I've never heard of third-person transmission of chicken pox; as for the pregnant partner, it's German measles that is the threat, not chicken pox. Sounds like your colleague is a tad over-cautious, but some folks are. Give him a bottle of hand sanitizer for Christmas.
- 1 decade ago
No one is definitely immune from any kind of virus. So, it's normal if your colleague keeps away from you, he only wants to dodge the worst possibility that could occur, not to mention that he/she has a partner who is conceiving now.
You can't underestimate the contagious effect of virus even though you've got yourself infected when you were a kid, due to its mutating ability that can transform it to be way more lethal one.
So, just keep on being patient. Your colleague only does his best.
Wish your kid get better soon !!
- popo deanLv 51 decade ago
nanook570 is right all the way.
also it's best to be save then sorry.
- WendyLv 51 decade ago
www.mayoclinic.com (or .org)

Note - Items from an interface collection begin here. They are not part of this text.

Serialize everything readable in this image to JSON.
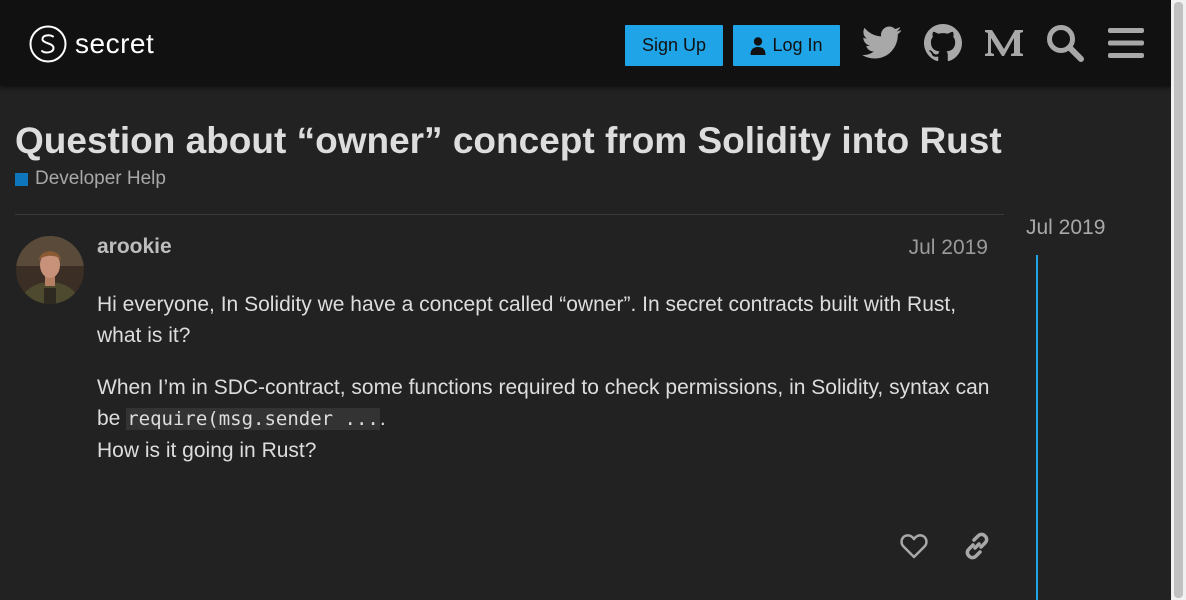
{
  "header": {
    "logo_text": "secret",
    "signup_label": "Sign Up",
    "login_label": "Log In",
    "icons": [
      "twitter-icon",
      "github-icon",
      "medium-icon",
      "search-icon",
      "hamburger-menu-icon"
    ]
  },
  "topic": {
    "title": "Question about “owner” concept from Solidity into Rust",
    "category": "Developer Help",
    "category_color": "#0e76bd"
  },
  "post": {
    "username": "arookie",
    "date": "Jul 2019",
    "para1": "Hi everyone, In Solidity we have a concept called “owner”. In secret contracts built with Rust, what is it?",
    "para2_pre": "When I’m in SDC-contract, some functions required to check permissions, in Solidity, syntax can be ",
    "para2_code": "require(msg.sender ...",
    "para2_post": ".",
    "para3": "How is it going in Rust?"
  },
  "timeline": {
    "date": "Jul 2019"
  },
  "colors": {
    "accent": "#1fa4e8",
    "background": "#222222",
    "header_background": "#111111"
  }
}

www.ramex.com ( mosby's medical dictionary, used by doctors and nurses)